The panelists dispelled the notion that accounting is all about math. Rather, “it’s about telling a story about the money, and the accountant is closest to knowing how to tell that story,” said Abi Raja, who had worked internationally with PwC and now is accounting manager at Ply Gem. “You have to be good about talking with people and solving problems. A calculator and computer – they pretty much take care of the math I have to do,” she said.
The path to an accounting education and career is not always a straight one, said Amy Hilliard, director at Dixon Hughes Goodman, LLP.
“I came to NC State as a math major, but changed to psychology and engineering in the first semester, and then to physical therapy at East Carolina University.” After the first semester there, she said she realized she didn’t want that so she tried accounting. “In the first class, the whole universe made sense,” she said. She went on to receive her bachelor’s and master’s in accounting, and has been with her firm for 18 years.
“Auditing is a passion of mine. Judgment, critical thinking is so exciting to me. It’s not the math; it’s everything else – something different every day,” she said.
Alice Mariano, CPA, CIA, CPCU, director of internal audit at the NC Farm Bureau Insurance Group, said she had worked with a firm in public accounting, then transitioned to accounting roles in industry. She has been with NC Farm Bureau Insurance since 2008.
“I do love auditing, tracing things through,” she said. “It’s a great way to understand how the business is running,” and how it is controlling risks. She noted that auditors do travel a lot, and attends conferences for continuing education.
Jared Korver, CPA, advisor with Beacon Wealthcare, comes from a family of CPAs and said he went into accounting “knowing that he would have employment opportunities after graduating.” He said he received his bachelor’s from Appalachian State University – “I loved (accounting) from the first day” – and received an internship with EY after graduating. He later came to NC State Poole College for his MAC degree and then returned to EY, working with multinational companies in the firm’s tax division.
“But I wanted to get to the personal side, working with individuals and families,” he said, helping with investment planning. In his current role with Beacon Wealthcare, Korver said he does “a lot of tax planning.” He added, “That’s why I love the (accounting) profession – I ended up in a place that I love, that looks nothing like where I started. You’ll find this is what it’s like.”

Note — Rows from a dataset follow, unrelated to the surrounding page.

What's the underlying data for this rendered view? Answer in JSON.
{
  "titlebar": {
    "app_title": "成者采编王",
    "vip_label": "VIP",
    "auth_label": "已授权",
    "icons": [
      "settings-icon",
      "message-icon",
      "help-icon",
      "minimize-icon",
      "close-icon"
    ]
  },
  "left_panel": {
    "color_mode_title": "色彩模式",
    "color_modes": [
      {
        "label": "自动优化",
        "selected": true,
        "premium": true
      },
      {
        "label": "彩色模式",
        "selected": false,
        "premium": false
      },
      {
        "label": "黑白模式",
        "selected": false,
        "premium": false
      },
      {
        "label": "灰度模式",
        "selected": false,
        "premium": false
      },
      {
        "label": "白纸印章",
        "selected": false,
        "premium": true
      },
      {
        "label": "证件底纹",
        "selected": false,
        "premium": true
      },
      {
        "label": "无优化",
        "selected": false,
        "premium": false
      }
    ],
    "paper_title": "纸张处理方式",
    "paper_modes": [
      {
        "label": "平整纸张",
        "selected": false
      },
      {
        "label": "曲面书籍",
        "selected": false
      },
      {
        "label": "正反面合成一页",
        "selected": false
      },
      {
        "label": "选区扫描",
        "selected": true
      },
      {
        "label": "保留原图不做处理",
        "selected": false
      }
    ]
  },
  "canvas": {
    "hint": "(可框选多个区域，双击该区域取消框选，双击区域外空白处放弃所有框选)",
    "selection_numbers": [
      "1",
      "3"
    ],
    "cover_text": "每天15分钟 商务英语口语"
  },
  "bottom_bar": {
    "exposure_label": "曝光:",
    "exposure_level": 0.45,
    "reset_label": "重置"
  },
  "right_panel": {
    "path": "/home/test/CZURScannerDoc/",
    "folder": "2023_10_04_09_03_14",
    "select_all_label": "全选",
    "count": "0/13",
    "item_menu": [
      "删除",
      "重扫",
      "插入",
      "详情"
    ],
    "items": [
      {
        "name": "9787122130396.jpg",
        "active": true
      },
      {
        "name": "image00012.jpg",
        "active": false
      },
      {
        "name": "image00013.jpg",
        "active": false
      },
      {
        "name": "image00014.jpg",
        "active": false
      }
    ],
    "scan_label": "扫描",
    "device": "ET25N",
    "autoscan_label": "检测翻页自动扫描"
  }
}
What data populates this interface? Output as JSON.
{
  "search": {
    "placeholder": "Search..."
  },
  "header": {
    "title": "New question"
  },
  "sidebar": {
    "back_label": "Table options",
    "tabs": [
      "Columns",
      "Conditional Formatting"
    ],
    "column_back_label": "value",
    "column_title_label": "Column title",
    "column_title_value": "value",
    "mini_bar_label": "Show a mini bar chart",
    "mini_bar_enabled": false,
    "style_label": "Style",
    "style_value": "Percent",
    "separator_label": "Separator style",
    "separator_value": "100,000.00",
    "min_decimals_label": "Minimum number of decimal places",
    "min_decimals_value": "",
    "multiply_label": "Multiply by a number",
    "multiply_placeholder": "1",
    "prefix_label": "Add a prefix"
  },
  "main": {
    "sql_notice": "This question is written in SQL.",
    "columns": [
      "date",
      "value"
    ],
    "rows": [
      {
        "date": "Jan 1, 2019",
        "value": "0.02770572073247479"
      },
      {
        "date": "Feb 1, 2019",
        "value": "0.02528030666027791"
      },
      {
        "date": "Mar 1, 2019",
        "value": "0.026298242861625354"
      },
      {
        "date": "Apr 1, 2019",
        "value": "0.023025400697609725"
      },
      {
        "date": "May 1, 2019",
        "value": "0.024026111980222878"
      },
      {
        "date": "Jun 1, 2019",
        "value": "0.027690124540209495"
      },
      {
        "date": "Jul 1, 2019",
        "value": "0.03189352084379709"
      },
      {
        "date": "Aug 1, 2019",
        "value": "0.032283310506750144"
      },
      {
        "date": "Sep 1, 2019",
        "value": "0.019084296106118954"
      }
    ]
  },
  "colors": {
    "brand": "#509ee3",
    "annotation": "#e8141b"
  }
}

David Erwin, NC Department of State Treasurer, said that when he had his first accounting class, “It really clicked.” That course subsequently led him to an audit position that had him traveling across the state, working with different kinds of businesses. He then got a job in internal auditing with the City of Raleigh, where he developed processes as its first accounting manager.
In his statewide role, he now works with 550 towns and several counties and other government authorities, helping them meet accounting requirements. “I really enjoyed that part, interpreting what the data and reports say and what scenarios project for the future.”
In response to a student question about what his work with the government units entailed, Erwin elaborated, saying it includes helping community officers “look at the big picture” and plan ahead for future fiscal needs.
Advice from the Panelists
- Take advantage of opportunities to meet firms and understand the opportunities they offer.
- Start (setting) your professional goals as early you can
- Talk with other adults in your life, and if you get an internship, watch the people around you (as models) and put your best foot forward.
- Don’t be afraid to try stuff; you’re still just realizing there’s a whole world out there.
- Realize that your first two years of undergraduate school are general education. Take advantage of courses that combine disciplines, like agribusiness. See what fits.
- Even if you want to be a rock star, you still need to manage your accounts. An accounting degree helps with that.
- It’s not just data. It’s your brain that interprets it and communicates it to those who don’t have data and analytics backgrounds.
- Apply for scholarships. View options at the NCACPA.